"The squeeze on working capital between August and the end of September is going to be huge," Stevenson added. "That is our primary concern. If retailers are going to fall over, it is now that is going to be that pinch point."
The risk of default among listed European retailers has fallen since the early months of the pandemic, but remains higher than before the crisis, according to S&P Global Market Intelligence's Market Signal probability of default data.
Government support measures, such as business loans and legislation to protect commercial tenants, have partly insulated the European retail sector from the full impact of the pandemic. The U.K. and Germany are among the countries that imposed temporary bans on the eviction of commercial tenants affected by the crisis. Such measures have already been or are likely to be withdrawn in the coming months.
This "cost holiday" for retailers has created a "very artificial world where reality has been suspended," according to Richard Hyman, an independent retail analyst who has advised some of the U.K.'s largest retailers and retail landlords. "From a banking perspective, you could say that the real pressure, the real implications of their exposure have yet to be seen and, therefore, understood and appreciated."
Government support in the form of guaranteed loans provided through banks has also complicated the picture of lenders' true exposure to the sector, Greenwood said. "Under normal circumstances, you'd have expected banks to really tighten the amount of credit that they're issuing in a downturn this severe," he said. "But, obviously, the government support distorts that somewhat."
For those retailers who have been laboring under significant debt burdens in recent years, the withdrawal of support and harsh reality of the economic climate ahead may be too much, said Stevenson. "If you are indebted, it does becomes a death spiral quite quickly," he said.
Before anyone had heard of COVID-19, European retail was already in turmoil. The rapid growth of e-commerce has transformed the sector, killing off businesses that failed to adapt quickly enough.
The U.K. has led the continent in e-commerce adoption, with penetration approaching 20% of total retail sales even before the pandemic hit, according to online data portal Statista.

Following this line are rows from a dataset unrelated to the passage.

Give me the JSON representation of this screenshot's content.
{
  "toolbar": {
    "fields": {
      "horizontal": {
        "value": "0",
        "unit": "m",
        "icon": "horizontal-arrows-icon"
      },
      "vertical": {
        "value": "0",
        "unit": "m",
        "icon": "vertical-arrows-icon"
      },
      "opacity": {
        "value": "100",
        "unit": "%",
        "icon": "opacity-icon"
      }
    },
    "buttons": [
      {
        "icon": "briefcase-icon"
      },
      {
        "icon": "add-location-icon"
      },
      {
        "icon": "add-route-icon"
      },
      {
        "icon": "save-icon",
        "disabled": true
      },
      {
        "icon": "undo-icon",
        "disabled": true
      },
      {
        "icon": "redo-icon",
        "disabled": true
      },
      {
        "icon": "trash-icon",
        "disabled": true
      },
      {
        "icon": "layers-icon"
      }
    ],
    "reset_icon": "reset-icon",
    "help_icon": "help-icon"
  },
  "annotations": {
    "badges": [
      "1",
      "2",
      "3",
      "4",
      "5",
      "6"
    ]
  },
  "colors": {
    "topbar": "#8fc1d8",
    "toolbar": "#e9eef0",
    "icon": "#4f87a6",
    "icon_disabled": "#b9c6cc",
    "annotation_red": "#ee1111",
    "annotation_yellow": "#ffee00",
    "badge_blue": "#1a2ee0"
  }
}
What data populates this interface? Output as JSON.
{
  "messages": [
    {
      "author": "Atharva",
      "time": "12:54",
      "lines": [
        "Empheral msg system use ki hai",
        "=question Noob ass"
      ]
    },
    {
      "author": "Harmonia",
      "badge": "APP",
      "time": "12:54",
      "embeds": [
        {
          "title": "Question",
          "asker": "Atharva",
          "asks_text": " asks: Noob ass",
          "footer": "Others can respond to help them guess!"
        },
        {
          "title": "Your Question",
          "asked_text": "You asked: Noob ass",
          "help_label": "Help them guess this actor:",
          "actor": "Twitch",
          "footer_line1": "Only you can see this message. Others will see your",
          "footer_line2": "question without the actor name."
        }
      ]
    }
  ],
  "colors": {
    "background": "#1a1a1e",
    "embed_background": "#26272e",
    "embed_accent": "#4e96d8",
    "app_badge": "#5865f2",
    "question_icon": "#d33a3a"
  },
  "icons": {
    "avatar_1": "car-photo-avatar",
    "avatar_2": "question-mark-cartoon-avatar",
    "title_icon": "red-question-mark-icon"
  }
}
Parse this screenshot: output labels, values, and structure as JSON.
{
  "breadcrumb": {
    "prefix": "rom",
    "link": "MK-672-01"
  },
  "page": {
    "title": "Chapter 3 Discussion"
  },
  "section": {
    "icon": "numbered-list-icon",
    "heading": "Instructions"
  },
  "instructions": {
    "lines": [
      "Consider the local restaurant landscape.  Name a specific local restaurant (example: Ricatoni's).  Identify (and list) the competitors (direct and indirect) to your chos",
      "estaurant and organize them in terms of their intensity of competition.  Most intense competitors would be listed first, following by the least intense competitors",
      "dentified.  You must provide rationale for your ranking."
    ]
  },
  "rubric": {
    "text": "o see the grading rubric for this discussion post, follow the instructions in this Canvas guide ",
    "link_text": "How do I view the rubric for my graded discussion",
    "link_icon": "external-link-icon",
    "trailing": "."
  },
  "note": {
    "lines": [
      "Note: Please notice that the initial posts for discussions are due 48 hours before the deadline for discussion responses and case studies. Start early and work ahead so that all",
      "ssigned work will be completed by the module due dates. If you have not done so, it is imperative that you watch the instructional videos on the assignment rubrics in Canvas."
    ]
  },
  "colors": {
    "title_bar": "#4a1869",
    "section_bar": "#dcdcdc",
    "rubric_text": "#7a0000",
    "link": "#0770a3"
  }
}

The country's enthusiasm for online shopping has contributed to a surge in insolvencies among traditional brick-and-mortar retailers in recent years, leading to thousands of store closures and plummeting retail rents and property values.
Markets on the continent have been slower to embrace e-commerce, but there have been signs recently that its largest economies are reaching a tipping point long past by the U.K. Online sales as a percentage of total retail sales reached 15.9% in Germany and 10.9% in France in 2019, Statista data shows.
National e-commerce penetration in 2020 is forecast to jump to 26.2% in the U.K., 19.9% in Germany and 14.3% in France due to the impact of the pandemic, according to Statista.
"That shift online has been immense," said Stevenson. "And, yes, there's now an element of consumers coming back to shop in store. But, fundamentally, people are online first. And for retailers that aren't online first, they are going to struggle."
The difficulty for European banks in the months and years ahead will be identifying which retailers are most likely to survive both the accelerating shift to online and the impact of the pandemic. Retailers should expect to see banks tighten their underwriting criteria in response to the economic shock inflicted by the pandemic, and become more discriminating between those retailers prominent in the booming online space and those more reliant on store operations, said Greenwood.
"When you see a shift in the relative prospects of the two, then you would expect to see a shift in the relative lending appetite," he added.